[Stored data entries]
*** Block opens ***

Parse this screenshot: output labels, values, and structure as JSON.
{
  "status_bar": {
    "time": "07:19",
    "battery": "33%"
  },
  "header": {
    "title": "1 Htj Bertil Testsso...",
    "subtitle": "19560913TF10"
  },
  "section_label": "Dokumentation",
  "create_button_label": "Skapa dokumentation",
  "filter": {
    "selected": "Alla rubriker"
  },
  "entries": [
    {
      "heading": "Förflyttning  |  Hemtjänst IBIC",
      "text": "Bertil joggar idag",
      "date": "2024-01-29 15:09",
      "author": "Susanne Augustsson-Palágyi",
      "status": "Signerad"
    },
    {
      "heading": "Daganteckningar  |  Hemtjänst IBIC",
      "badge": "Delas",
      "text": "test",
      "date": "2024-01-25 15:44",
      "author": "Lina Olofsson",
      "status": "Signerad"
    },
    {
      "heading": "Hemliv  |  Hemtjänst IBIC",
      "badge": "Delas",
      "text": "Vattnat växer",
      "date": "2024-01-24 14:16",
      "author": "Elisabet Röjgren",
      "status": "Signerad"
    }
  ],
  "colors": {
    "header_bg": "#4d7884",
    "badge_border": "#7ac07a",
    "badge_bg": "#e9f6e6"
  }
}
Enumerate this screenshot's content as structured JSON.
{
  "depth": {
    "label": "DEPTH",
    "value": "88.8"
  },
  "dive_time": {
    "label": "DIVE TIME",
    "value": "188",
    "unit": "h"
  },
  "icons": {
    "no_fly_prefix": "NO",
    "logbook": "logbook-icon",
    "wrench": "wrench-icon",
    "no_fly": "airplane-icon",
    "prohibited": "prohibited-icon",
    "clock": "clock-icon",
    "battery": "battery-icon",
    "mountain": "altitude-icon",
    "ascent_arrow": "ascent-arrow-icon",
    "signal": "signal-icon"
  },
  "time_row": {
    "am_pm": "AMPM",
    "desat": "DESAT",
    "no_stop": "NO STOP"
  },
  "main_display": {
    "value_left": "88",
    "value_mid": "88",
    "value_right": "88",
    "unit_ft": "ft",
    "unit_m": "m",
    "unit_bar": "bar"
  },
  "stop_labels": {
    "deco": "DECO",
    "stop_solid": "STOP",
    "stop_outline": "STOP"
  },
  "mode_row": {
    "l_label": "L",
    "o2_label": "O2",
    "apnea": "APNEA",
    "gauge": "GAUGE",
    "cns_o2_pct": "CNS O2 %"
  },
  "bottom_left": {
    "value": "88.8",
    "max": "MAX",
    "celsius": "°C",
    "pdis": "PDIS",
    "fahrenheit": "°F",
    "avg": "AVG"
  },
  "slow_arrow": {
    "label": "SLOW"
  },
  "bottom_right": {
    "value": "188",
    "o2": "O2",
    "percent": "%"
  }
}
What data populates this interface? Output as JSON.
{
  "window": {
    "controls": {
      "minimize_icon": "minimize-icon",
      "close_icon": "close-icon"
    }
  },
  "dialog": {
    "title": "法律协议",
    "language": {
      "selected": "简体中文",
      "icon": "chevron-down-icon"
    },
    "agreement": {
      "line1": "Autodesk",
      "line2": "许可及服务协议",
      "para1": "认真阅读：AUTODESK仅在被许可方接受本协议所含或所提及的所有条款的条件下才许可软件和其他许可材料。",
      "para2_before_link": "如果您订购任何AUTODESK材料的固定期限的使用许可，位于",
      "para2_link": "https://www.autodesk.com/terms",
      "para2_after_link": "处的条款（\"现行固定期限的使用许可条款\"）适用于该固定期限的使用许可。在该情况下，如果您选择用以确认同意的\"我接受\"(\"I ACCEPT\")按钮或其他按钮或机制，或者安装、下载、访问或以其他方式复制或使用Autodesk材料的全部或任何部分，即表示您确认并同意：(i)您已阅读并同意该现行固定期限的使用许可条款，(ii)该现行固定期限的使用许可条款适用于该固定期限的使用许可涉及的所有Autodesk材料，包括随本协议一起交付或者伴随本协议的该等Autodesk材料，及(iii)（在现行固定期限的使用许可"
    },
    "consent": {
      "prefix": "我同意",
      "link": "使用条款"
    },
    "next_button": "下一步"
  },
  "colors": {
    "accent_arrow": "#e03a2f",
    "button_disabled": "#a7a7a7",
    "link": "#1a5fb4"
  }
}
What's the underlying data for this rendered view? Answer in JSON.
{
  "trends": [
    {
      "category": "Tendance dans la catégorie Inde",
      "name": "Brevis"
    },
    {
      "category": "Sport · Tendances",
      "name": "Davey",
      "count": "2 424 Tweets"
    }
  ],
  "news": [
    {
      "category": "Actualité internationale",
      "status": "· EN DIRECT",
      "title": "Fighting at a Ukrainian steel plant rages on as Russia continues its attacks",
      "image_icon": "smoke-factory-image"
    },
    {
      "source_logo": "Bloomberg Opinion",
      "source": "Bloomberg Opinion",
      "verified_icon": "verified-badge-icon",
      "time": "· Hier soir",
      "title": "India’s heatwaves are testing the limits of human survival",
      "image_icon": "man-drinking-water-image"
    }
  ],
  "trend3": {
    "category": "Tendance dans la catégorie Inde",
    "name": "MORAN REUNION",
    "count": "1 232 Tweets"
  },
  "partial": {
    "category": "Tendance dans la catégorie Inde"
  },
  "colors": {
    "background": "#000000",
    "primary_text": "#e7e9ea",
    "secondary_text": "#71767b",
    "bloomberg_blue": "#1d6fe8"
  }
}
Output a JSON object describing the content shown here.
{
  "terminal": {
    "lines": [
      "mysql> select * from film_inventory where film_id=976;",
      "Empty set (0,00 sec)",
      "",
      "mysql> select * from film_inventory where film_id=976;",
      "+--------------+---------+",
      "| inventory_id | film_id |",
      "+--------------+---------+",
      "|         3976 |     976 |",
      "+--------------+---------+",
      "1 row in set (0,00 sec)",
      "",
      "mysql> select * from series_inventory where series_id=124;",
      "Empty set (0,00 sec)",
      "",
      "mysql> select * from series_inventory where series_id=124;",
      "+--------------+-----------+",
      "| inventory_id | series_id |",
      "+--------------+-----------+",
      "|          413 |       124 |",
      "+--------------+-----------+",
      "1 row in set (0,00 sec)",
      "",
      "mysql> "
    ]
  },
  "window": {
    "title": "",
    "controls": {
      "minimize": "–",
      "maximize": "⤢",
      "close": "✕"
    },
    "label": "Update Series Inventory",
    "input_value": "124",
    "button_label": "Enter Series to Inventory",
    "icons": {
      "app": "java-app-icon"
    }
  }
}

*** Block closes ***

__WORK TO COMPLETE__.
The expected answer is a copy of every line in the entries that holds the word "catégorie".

__EXERCISE RESULT__.
      "category": "Tendance dans la catégorie Inde",
    "category": "Tendance dans la catégorie Inde",
    "category": "Tendance dans la catégorie Inde"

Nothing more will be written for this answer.